Pat, as the president of a service and parts managers' club, I was treated to several trips to Detroit for tours of numerous GM facilities. I got to see some really eye-opening things like a brand-new Porsche 9-something Turbo being dismantled piece by piece for evaluation of designs that might find their way into the next generation Corvette. I saw trucks on a jig with a huge piston-like cylinder under each wheel that tried to literally shake the truck apart for days at a time. Another truck was in a room where the temperature could be varied from negative I-don't-know-what to positive a-hell-of-a-lot and back again in mere minutes to evaluate the clearances of everything from internal engine parts to plastic trim pieces and the adhesives that held them in place. You left wondering how anything could ever fail!
Assembly plant tours were always my favorite and I used to put a Friday night bus trip together to the old Baltimore plant twice a year for our employees and customers. Seeing an entire exhaust system being completely fabricated from lengths of pipe and a muffler and be bent to shape and welded together in less than 20 seconds was amazing. Carpeting started as a flat piece and in what seemed like no time, it was cut by a stream of water the thickness of six-pound test monofilament fishing line and shaped by a huge "iron". I always wondered how they bled the braking systems on new cars because there is never a wrench mark or a spot of fluid on any of the fittings when they arrive at the dealership. They evacuate and charge the braking system just like an air conditioning system! I could go on but I've already had one long post today.
American manufacturing technology is nothing short of amazing.
Marvel mystery oil. add 1 quart (only) and just drive. this will clean a lifter. if it is piston slap the noise will still be there. Like the commercial, Like a Rock, put it in the ocean and leave it there. oz
I have a '99 Silverado 5.3L and I have also noticed some ticking when starting on cold mornings, but goes away within 20-30 seconds.
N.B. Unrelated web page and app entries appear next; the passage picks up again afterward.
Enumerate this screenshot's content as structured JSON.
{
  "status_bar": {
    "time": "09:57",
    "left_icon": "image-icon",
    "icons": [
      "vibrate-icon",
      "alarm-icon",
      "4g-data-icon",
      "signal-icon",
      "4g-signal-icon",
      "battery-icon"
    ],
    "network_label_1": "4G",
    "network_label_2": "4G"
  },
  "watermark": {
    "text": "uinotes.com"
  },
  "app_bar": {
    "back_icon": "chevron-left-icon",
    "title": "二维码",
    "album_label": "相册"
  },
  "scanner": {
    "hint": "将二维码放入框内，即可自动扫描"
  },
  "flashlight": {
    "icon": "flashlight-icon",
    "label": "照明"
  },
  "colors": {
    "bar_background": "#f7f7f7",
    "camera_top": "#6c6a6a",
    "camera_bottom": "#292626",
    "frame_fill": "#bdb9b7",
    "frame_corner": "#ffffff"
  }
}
Have been using Valvoline 10W-30 in her since the beginning. She's currently at 209,000 miles with original brakes and have over 103,000 on Michelin LTX tires. Now that I have written this
the wheels will fall off tomorrow.